Titel: Ice Flow and Basal Conditions - A Model Study of the North East Greenland Ice Stream (NEGIS)


The North East Greenland Ice Stream, is without comparison the largest flow structure found in Greenland. It transports ice from the interior of the ice sheet to three outlet glaciers draining a significant fraction of the overall mass loss from Greenland. The dynamics of ice streams are currently not well understood, this is evident from ice flow models inability to reproduce the observed fast flow of ice streams. Likely processes at the icebedrock interface are important for explaining these fast flows. However, sub-glacial processes are complex and difficult to observe. Inverse modelling has therefore become an important tool when investigating ice stream dynamics.
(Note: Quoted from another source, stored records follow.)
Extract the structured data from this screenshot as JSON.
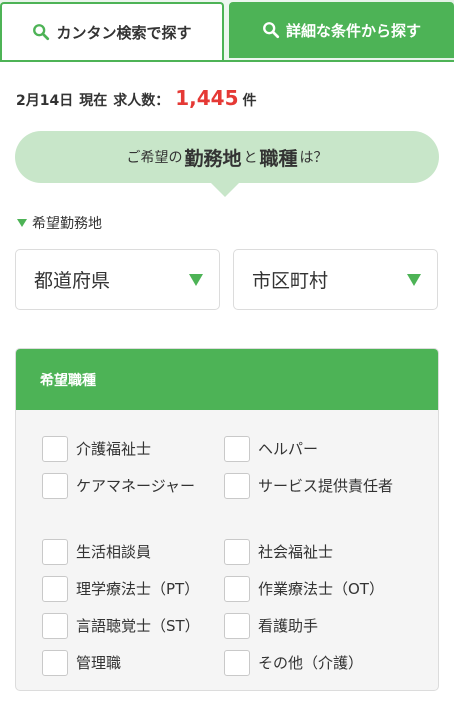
{
  "tabs": {
    "simple_label": "カンタン検索で探す",
    "detail_label": "詳細な条件から探す",
    "simple_icon": "search-icon",
    "detail_icon": "search-icon"
  },
  "stats": {
    "date": "2月14日",
    "now_label": "現在",
    "jobs_label": "求人数：",
    "count": "1,445",
    "unit": "件"
  },
  "bubble": {
    "prefix": "ご希望の",
    "emph1": "勤務地",
    "mid": "と",
    "emph2": "職種",
    "suffix": "は？"
  },
  "area": {
    "label": "希望勤務地",
    "prefecture_placeholder": "都道府県",
    "city_placeholder": "市区町村"
  },
  "job": {
    "header": "希望職種",
    "options": [
      "介護福祉士",
      "ヘルパー",
      "ケアマネージャー",
      "サービス提供責任者",
      "生活相談員",
      "社会福祉士",
      "理学療法士（PT）",
      "作業療法士（OT）",
      "言語聴覚士（ST）",
      "看護助手",
      "管理職",
      "その他（介護）"
    ]
  },
  "colors": {
    "accent": "#4db356",
    "bubble": "#c8e6c9",
    "count": "#e53935"
  }
}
The aim of the thesis was to examine basal conditions of the North East Greenland Ice Stream. This was done by setting up the vertically integrated finite element model Úa under various assumptions for flow parameters. Observations of surface velocities of the Greenland ice sheet where used to invert for the two flow

parameters: basal slipperiness, C, from the Weertman friction law, and the rate factor A from Glen’s flow law. This was done assuming two values for the flow law exponent n = {3; 4}, while also varying the value of the friction law exponent m = {1; 3; 4}. Furthermore, experiments where performed, in order to to evaluate the model response.

The inverse problem is not unique, hence, the inverted A and C maps are only one possible result. The inverted A and C maps where therefore considered with respect to each other.

Recurring features where observed for many of the inversion runs which were considered robust. These include: soft shear margins, high basal slipperiness at the initiation of the North East Greenland Ice Stream, at which point the ice also appears soft. Also, the model predicted high basal slipperiness at the potential location of a sub-glacial lake.

Supervisor: Christine S. Hvidberg

Censor: Sebastian B. Simonsen (DTU)